START DATA SHOWN

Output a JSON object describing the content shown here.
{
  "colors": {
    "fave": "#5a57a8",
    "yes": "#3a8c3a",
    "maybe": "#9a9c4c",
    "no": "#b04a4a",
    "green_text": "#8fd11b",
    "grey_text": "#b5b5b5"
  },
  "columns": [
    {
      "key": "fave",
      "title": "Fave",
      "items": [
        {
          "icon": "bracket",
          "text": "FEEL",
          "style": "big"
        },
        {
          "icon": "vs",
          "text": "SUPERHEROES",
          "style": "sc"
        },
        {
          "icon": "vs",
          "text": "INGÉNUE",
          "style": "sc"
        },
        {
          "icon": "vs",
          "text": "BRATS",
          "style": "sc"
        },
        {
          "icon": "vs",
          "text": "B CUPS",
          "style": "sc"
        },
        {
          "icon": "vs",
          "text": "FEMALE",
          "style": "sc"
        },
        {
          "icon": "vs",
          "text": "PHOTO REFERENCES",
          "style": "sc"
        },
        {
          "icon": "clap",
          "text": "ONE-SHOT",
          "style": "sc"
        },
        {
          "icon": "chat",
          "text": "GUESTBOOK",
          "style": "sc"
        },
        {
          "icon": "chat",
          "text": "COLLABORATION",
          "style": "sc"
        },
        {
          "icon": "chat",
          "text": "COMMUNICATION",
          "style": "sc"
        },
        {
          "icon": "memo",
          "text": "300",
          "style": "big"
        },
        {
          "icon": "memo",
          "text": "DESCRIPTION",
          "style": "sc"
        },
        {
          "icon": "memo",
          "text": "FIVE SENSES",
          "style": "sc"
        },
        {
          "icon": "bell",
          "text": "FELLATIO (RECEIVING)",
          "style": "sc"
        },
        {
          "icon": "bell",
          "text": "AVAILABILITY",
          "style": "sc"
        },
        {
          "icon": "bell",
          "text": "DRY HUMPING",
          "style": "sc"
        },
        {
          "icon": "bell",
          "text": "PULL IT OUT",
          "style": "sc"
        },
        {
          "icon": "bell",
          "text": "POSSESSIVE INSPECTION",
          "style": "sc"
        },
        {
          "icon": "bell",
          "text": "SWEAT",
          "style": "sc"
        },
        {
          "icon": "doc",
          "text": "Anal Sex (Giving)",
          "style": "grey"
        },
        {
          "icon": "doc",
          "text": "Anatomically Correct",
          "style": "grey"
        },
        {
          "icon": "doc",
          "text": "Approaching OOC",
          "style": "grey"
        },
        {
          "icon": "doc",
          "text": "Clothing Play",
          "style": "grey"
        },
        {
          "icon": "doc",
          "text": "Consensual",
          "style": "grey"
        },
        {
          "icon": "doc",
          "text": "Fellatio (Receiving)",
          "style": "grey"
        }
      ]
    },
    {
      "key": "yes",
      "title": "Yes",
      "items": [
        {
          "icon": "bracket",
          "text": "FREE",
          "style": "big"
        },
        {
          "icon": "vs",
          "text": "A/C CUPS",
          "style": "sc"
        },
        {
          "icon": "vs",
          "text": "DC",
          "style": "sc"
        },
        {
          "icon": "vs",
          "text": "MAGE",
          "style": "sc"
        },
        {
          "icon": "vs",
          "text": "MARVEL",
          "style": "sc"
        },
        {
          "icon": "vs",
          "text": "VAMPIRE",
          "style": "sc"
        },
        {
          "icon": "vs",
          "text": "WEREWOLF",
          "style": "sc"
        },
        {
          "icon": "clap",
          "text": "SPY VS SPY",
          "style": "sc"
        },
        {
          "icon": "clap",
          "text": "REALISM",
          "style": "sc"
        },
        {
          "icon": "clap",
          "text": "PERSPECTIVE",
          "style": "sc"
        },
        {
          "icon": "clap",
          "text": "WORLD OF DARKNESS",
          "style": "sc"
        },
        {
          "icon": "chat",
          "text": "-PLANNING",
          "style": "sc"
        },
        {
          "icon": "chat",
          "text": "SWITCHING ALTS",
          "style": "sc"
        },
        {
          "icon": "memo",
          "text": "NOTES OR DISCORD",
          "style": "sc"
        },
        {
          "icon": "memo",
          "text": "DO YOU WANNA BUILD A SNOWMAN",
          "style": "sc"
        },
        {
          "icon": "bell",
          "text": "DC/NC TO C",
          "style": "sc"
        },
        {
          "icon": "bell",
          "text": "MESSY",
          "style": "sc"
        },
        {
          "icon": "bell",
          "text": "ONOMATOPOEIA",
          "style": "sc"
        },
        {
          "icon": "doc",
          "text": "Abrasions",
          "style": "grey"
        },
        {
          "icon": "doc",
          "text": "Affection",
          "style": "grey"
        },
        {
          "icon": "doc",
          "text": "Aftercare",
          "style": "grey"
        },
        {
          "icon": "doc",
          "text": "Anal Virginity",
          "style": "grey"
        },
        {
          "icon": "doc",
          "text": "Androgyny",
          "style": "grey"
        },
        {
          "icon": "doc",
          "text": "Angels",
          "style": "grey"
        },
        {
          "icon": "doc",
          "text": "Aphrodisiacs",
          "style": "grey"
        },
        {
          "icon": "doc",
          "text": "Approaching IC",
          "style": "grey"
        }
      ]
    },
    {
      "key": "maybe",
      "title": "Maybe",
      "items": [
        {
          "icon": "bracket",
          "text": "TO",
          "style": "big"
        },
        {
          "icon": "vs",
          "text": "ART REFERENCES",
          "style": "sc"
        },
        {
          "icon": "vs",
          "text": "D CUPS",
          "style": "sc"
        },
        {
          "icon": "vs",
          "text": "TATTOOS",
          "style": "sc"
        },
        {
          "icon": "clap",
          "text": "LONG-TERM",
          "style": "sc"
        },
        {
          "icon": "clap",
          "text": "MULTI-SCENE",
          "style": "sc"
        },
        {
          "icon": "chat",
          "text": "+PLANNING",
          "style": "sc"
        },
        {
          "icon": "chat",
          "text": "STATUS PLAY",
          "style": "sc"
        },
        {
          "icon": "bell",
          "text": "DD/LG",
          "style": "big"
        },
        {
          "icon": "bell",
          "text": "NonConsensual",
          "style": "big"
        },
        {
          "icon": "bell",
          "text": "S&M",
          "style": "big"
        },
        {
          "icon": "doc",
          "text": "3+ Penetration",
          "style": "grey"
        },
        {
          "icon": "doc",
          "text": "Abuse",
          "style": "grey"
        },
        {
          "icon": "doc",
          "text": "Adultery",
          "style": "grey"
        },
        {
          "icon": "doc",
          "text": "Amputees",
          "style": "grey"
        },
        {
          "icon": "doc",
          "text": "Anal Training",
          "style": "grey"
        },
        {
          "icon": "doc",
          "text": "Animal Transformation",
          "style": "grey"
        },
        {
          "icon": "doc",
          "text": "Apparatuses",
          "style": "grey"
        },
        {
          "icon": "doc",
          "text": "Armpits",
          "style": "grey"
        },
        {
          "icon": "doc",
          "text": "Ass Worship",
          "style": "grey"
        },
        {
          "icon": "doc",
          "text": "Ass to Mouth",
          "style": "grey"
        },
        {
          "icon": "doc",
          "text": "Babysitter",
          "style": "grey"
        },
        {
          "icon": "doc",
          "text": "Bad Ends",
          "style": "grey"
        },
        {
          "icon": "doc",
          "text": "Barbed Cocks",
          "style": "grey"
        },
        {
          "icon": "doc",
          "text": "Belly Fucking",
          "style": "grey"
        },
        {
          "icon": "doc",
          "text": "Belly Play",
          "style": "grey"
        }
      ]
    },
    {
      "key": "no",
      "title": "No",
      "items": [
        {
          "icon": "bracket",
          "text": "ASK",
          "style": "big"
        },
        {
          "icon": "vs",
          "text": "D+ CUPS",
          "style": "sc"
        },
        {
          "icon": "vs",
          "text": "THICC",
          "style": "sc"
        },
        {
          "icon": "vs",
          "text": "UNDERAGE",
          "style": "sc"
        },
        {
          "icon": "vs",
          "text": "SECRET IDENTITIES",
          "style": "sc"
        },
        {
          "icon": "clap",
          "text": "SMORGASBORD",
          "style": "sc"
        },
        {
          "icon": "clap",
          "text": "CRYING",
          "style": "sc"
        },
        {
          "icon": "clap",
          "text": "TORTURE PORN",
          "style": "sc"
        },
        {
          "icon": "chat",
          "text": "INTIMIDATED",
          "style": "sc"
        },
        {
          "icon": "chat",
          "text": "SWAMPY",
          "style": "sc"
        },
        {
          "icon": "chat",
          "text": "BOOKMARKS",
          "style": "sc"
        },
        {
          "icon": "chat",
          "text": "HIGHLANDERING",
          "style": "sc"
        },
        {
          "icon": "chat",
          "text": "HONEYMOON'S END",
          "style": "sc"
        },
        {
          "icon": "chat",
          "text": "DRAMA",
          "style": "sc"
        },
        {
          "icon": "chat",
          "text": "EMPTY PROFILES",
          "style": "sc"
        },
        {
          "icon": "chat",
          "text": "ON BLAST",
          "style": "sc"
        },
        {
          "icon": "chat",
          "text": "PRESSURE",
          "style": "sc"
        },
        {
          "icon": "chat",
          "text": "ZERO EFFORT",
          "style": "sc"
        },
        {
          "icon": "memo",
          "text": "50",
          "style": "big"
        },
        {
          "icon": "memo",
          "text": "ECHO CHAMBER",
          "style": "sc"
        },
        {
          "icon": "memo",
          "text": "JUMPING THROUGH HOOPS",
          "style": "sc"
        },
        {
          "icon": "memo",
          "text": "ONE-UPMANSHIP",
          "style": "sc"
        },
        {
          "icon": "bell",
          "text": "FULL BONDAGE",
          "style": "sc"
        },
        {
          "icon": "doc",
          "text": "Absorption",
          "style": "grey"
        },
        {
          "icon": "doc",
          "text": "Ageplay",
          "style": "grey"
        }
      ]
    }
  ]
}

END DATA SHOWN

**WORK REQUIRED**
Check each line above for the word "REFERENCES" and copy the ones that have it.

**RESPONSE TO THIS TASK**
          "text": "PHOTO REFERENCES",
          "text": "ART REFERENCES",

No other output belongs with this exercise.